The memories are fuzzy, but I saw my first Alice Cooper show in 1986 (Cleveland Public Hall, the Vinnie Vincent Invasion opened). It was one of the first concerts I ever went to, I wasn’t even old enough to drive, my mom played taxi that evening. This was way before Al Gore invented the internet so I was not prepared for all the theatrics Cooper included in his set.
Thirty years later, many of those same theatrics (Cooper in a straight jacket, Cooper getting his head chopped off in a guillotine, Cooper wearing a boa constrictor around his neck) – as well as many of the same songs – were included in Cooper’s nearly sold-out show at Express Live (outdoors) last Friday night.
Alice Cooper’s been a road dog since emerging in the late ’60s (check out this amazing footage from 1971) and has been no stranger to Columbus though every time he’s rolled through, I’ve taken it for granted and have said, “He’ll be back.
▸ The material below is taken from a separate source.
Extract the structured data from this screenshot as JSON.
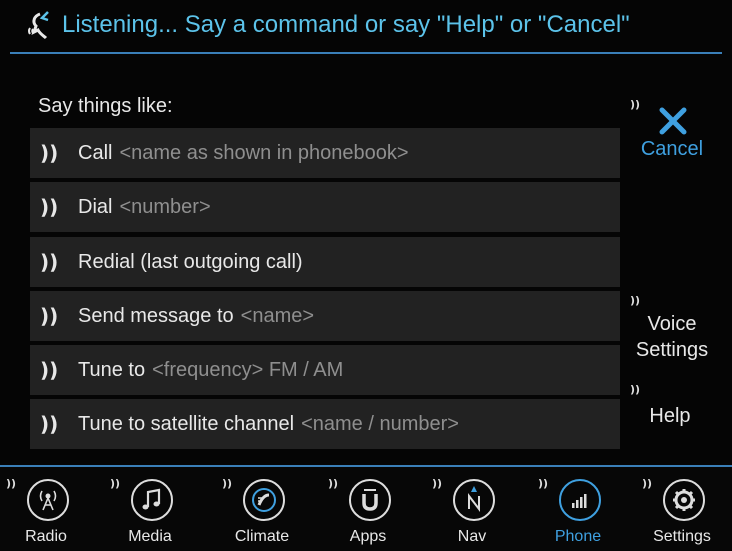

I’ll catch him next time.” The last few years have not been kind to musicians, we’ve lost some legends so I didn’t feel like playing with fate this time around (Cooper seems to be in great shape and there should be no reason at all to worry that he won’t be on the tour circuit and playing in Columbus in the next two years).
Though not billed as “An Evening with Alice Cooper”, the show didn’t feature an opening act and Cooper and band (guitarists Nita Strauss, Ryan Roxie and Tommy Henriksen, bassist Chuck Garric, drummer Glen Sobel) hit the stage promptly at 8:45pm under a shower of sparkler lights, opening with “The Black Widow” from 1975’s Welcome to My Nightmare.
While Express Live isn’t exactly a small and cozy venue, it’s smaller than the arena stages Cooper has performed on throughout his career but the stage show was arena quality – from the elevated drum riser to the lighting and props. Cooper and band ran through a number of greatest hits from the ’70s early in the set, much to the delight of the crowd. It wouldn’t be too outlandish of a statement to say that there’s a good chance that a majority of those in attendance probably saw Cooper at least once in the ’80s like I did.
No doubt, I love the classics and they all sounded just as I expected them to, but my first encounter with Cooper’s music was in the mid-80s and it’s that era’s music (Constrictor, Raise Your Fist and Yell, Trash, Hey Stoopid) that I enjoy the most so I was happy to hear “Poison” show up in the first half of the set. Nita Strauss follows in a long line of great guitarists in Cooper’s band and was killing it all night on stage with her dynamic playing.
If you’ve seen an Alice Cooper show before, nothing that took place during the Express Live performance should have come as a shock but even though he’s been doing songs like “Only Women Bleed” and “Ballad of Dwight Fry” for 40 years, they didn’t come off as schtick.
The last quarter of the set found the band paying tribute to legendary influences like The Doors (“Love Me Two Times”), The Who (“Pinball Wizard”), Jimi Hendrix (“Fire”) and David Bowie (“Suffragette City”). I’ve heard rumors that for the second leg of the tour, Cooper may drop these songs and replace them with some original numbers but it was a good way to keep the crowd entertained and singing along so deep into the set.
I don’t want to give too much away but the closing number (“Elected”) featured a guest appearance by some recognizable politicians who are leading their parties in the current race for the White House. Neither fared well against Cooper who has always had a sour taste in his mouth for celebrities and politicians!
The first outdoor show of the Express Live concert season was a rousing success – the weather held out and classic hard rock rang through the air. Just like the artists Cooper paved the way for (KISS, GWAR, Marilyn Manson), you should experience a performance by the Godfather of Shock Rock at least once if for no other reason than to see the enormous influence he’s had on generations of rock bands.